January 25, 2022 at 9:43 pmmmmaada00Subscriber
I am trying to simulate a 2D inviscid external compression intake to study the effect of different back pressures on the position of the normal shock within the intake duct/throat. Using a density based solver.
The boundary conditions are as follows:
- Pressure inlet with inputs signifying Mach 2.2.
- Pressure farfield for the external domain.
- Pressure outlet at the exit of the intake with static pressure applied.
The problem is that the flow at the exit of the intake is still wholly supersonic and therefore FLUENT ignores the pressure outlet BC and no normal shock is formed in the duct. I have attached a screenshot of the result.
How do I solve this issue?
Any help will be greatly appreciated, thanks!January 28, 2022 at 12:24 amRKAnsys EmployeeHello,
Can you please give a brief description of the problem setup? What are looking to achieve using simulation? Thanks!
January 28, 2022 at 3:27 amJanuary 29, 2022 at 12:52 pmmmmaada00SubscriberI am trying to achieve a normal shock across the inlet/throat which will decrease the flow to subsonic conditions in order to compare the pressure recovery of different external compression geometries after the shock system. This normal shock should be achieved by imposing a back pressure at the outlet, however ANSYS is ignoring any condition I impose there - no matter what pressure I set. I believe there may be an issue with the problem initialisation as the flow starts supersonic through the whole domain and therefore the back pressure is ignored? Although when I change inlet conditions to subsonic and set a back pressure, I get reversed flow across the outlet.
The setup is a steady inviscid density based solver with ideal gas law for density. Implicit formulation and second order upwind for the flow. The reference values and solution initialisation are computed from the pressure inlet at Mach 2.2.
An example of what I am trying to achieve is this:
Where the normal shock will change location based on the value of the back pressure ratio.
Thanks for any help!
January 29, 2022 at 2:19 pmMarch 1, 2022 at 11:51 ammmmaada00SubscriberHi
Did you ever manage to solve this issue?
March 1, 2022 at 12:13 pm2587521004SubscriberYes I did. Try use k-w sst mode, make sure wall y+ is lower than 30.
March 3, 2022 at 3:07 pmmmmaada00SubscriberUsing the k-w SST model, a normal shock does form but eventually moves out of the front of the intake rather than sitting across the throat/entry. Did you encounter this issue? How did you fix it?
March 3, 2022 at 3:11 pm2587521004SubscriberI never had that kind of problem. Sounds like you need to reduce the static pressure of pressure outlet.
Viewing 8 reply threads
Ansys Innovation Space
- You must be logged in to reply to this topic.
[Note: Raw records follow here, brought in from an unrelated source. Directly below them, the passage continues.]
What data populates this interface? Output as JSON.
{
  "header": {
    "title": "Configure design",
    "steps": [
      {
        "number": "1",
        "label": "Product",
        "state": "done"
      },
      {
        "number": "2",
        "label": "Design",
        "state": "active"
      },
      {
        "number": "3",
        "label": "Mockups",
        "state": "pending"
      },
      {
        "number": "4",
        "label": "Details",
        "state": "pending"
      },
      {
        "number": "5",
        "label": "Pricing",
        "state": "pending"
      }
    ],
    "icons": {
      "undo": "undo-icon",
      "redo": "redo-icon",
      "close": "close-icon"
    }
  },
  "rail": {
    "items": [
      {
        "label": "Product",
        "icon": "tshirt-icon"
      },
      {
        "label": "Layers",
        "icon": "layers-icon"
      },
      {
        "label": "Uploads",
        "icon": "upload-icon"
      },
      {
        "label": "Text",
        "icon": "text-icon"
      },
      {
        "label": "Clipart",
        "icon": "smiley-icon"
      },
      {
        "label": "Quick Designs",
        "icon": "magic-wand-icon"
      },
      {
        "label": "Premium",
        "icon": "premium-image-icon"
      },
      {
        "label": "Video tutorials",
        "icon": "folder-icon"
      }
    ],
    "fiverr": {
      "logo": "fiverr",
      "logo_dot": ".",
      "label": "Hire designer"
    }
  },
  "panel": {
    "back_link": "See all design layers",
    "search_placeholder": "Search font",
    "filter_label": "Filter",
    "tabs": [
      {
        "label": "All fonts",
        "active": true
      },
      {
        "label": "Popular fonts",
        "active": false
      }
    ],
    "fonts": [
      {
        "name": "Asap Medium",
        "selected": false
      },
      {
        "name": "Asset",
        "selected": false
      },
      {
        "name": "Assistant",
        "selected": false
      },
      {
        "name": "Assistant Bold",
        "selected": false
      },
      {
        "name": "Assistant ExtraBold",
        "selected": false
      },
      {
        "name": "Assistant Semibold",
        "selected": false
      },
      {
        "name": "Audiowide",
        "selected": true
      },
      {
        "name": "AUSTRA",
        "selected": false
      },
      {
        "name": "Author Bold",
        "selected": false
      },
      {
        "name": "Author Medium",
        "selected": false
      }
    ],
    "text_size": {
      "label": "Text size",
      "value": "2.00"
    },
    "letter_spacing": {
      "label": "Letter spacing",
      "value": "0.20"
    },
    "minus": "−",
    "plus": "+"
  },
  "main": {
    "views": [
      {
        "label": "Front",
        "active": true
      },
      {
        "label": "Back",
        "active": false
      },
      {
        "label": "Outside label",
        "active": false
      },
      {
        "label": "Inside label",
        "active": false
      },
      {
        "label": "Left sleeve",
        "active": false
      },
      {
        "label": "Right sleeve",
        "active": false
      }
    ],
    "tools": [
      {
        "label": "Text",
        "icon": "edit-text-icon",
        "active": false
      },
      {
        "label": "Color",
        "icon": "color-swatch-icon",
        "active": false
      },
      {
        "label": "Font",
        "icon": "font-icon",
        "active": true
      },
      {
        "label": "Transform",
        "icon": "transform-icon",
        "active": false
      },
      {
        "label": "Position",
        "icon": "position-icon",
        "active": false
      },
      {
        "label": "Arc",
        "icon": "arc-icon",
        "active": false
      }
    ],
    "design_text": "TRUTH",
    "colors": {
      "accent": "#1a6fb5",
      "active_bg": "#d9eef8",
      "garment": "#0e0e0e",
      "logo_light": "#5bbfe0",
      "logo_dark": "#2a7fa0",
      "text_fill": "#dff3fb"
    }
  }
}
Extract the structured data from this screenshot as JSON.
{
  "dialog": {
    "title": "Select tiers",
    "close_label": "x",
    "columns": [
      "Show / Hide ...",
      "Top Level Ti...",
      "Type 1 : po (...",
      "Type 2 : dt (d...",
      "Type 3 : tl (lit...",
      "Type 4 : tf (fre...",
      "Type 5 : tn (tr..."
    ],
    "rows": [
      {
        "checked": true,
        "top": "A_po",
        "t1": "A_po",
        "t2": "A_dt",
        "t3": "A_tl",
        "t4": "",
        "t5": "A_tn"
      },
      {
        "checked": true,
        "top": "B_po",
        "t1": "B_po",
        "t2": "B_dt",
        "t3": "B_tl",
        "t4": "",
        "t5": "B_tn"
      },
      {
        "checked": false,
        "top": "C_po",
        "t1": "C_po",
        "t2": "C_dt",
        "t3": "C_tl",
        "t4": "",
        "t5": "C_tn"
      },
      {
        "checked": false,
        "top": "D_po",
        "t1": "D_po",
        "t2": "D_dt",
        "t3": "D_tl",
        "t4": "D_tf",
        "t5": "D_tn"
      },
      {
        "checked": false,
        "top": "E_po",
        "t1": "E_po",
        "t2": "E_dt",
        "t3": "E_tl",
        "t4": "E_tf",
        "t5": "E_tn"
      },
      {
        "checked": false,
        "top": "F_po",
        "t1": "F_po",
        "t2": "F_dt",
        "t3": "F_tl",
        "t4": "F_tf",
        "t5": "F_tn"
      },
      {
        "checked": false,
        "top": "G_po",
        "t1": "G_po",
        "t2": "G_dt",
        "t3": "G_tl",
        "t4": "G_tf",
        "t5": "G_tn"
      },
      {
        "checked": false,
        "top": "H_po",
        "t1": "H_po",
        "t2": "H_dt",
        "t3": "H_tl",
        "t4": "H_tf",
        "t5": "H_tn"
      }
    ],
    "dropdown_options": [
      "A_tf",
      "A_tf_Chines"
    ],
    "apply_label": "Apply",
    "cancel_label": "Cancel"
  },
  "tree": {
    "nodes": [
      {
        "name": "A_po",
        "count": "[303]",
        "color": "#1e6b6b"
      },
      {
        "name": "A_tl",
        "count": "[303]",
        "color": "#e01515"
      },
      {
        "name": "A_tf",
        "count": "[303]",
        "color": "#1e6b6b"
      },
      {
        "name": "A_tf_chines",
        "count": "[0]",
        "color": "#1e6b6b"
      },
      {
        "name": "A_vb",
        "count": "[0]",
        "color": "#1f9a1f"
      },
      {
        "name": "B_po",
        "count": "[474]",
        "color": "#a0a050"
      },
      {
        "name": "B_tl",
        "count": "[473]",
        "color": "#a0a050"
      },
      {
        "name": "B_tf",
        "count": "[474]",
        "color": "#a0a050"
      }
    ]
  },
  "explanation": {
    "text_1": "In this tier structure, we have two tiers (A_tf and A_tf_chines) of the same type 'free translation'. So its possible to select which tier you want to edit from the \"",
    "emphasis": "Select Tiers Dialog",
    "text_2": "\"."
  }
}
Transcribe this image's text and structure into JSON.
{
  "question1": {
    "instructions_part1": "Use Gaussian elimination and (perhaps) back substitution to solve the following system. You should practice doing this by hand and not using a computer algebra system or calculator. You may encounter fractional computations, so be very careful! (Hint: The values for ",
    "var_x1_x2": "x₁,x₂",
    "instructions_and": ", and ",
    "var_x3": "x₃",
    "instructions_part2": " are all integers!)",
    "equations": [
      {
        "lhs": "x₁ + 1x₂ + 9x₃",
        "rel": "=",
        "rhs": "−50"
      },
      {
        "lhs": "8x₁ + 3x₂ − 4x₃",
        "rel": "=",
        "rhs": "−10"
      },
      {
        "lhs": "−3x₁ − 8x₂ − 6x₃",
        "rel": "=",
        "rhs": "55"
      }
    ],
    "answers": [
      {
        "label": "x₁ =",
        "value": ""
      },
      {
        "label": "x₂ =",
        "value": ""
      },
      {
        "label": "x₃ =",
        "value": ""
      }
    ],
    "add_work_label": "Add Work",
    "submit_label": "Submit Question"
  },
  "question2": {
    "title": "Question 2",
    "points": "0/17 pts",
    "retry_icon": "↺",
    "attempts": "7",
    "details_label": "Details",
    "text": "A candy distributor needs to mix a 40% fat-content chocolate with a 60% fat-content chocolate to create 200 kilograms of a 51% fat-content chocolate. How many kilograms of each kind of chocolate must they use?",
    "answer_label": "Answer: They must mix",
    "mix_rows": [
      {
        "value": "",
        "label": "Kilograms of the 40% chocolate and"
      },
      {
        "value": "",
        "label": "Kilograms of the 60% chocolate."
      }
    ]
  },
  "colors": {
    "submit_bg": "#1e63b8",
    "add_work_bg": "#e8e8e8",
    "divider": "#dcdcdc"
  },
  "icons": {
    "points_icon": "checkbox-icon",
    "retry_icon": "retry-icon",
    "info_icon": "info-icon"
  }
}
Earth Rescue – An Ansys Online Series
The climate crisis is here. But so is the human ingenuity to fight it. Earth Rescue reveals what visionary companies are doing today to engineer radical new ideas in the fight against climate change. Click here to watch the first episode.
Subscribe to the Ansys Blog to get great new content about the power of simulation delivered right to your email on a weekly basis. With content from Ansys experts, partners and customers you will learn about product development advances, thought leadership and trends and tips to better use Ansys tools. Sign up here.Trending discussions
- Suppress Fluent to open with GUI while performing in journal file
- Floating point exception in Fluent
- What are the differences between CFX and Fluent?
- Heat transfer coefficient
- Getting graph and tabular data from result in workbench mechanical
- The solver failed with a non-zero exit code of : 2
- Difference between K-epsilon and K-omega Turbulence Model
- Time Step Size and Courant Number
- Mesh Interfaces in ANSYS FLUENT
- error in cfd post
© 2023 Copyright ANSYS, Inc. All rights reserved.Ansys does not support the usage of unauthorized Ansys software. Please visit www.ansys.com to obtain an official distribution.